The phrase I think you need to focus on in this article is “end of life”. The Cisco router in question was end of life and therefore no longer capable of receiving security updates or patches*. No level of diligence by downstream corporations or government agencies can defend against upstream entities running out of date and indefensible network components…or can they? A mandatory vulnerability scan or penetration test against the vendor network in question would have revealed this weakness.
Two pieces of advice this morning:
- Maintain your hardware and software investments. IT spends are not forever. Hardware must be updated on a regular basis based on manufacturer support standards. Software must be upgraded and regularly patched. Do not roll the dice. They always eventually come up snake eyes.
- Hold your vendors to a reasonable IT security standard.

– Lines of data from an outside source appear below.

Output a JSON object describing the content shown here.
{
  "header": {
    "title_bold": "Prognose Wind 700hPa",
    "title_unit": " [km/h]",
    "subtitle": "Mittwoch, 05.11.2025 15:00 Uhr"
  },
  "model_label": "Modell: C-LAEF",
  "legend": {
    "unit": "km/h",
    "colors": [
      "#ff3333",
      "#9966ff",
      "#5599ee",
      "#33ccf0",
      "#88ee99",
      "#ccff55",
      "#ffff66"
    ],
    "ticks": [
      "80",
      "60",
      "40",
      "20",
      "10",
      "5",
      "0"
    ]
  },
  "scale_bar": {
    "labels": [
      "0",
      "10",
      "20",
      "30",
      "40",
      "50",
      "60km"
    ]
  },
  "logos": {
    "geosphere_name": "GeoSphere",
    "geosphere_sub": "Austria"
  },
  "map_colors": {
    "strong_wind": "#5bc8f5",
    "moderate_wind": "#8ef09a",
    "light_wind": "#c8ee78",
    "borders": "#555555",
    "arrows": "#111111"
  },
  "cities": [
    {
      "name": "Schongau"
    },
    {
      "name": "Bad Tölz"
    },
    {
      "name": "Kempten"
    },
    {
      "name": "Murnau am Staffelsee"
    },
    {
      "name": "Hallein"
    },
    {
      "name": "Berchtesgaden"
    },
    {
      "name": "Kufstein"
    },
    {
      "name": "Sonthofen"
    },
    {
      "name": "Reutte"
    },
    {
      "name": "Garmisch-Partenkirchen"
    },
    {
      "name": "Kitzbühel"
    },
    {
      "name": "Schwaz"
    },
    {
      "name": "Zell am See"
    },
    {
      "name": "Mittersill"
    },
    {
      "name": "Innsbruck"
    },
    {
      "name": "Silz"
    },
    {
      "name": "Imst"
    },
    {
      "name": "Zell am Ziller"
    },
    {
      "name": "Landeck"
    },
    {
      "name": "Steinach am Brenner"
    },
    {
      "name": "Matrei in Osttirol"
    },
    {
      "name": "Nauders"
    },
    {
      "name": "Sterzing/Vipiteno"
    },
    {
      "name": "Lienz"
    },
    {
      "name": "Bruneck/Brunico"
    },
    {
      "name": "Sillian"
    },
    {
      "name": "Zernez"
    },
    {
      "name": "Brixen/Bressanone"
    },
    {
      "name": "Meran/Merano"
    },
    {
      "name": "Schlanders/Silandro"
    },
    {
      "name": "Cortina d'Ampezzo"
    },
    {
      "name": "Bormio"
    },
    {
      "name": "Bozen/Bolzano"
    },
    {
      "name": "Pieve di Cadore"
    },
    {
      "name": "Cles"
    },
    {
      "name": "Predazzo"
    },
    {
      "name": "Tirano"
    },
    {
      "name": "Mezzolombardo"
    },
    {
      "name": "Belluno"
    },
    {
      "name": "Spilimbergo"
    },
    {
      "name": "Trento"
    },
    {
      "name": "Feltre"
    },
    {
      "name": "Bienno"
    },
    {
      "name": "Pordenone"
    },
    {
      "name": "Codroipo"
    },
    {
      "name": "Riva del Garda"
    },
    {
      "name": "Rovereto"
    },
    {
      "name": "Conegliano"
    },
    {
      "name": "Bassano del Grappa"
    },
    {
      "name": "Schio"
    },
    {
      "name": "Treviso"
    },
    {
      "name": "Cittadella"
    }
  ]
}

Require and review periodic testing. build enforceable language into your contracts and SLA’s. You are only as strong as the weakest link in your supply chain!
*Point of clarification – Thank you to @MrJeffMan for reminding me that “end of life” technically means that patches and updates are no longer being developed. Previously developed updates can be applied and special (often expensive) extended support options are often available for purchase.
No one can say that they did not know this was coming, but I must admit I am excited that the light at the end of the tunnel is visible. We are getting closer to a day when this patch management nightmare will be over. Rest in peace Adobe Flash….as soon as possible.
This should not come as a surprise to many of you, but we can all use this as a friendly reminder to evaluate all of our legacy systems and plan accordingly for decommissioning and replacement.
The death of SHA-1 is closer than you may think. Time to prepare and move forward.
EMET has been an important security tool for admins supporting older Windows OS versions and to see its end of life drawing near concerns me. This has the feel of another play to guide/force more users to Windows 10.
If you did not seeing this coming with Internet Explorer, given the all but forced upgrade process for Windows 10, then you were lying to yourself. I am especially surprised to see the complete abandonment of Windows 8.
This is a strong summary of the pitfalls associated with continuing to run Windows Server 2003 after the July deadline. Upgrading is an absolute necessity from a security and/or compliance perspective.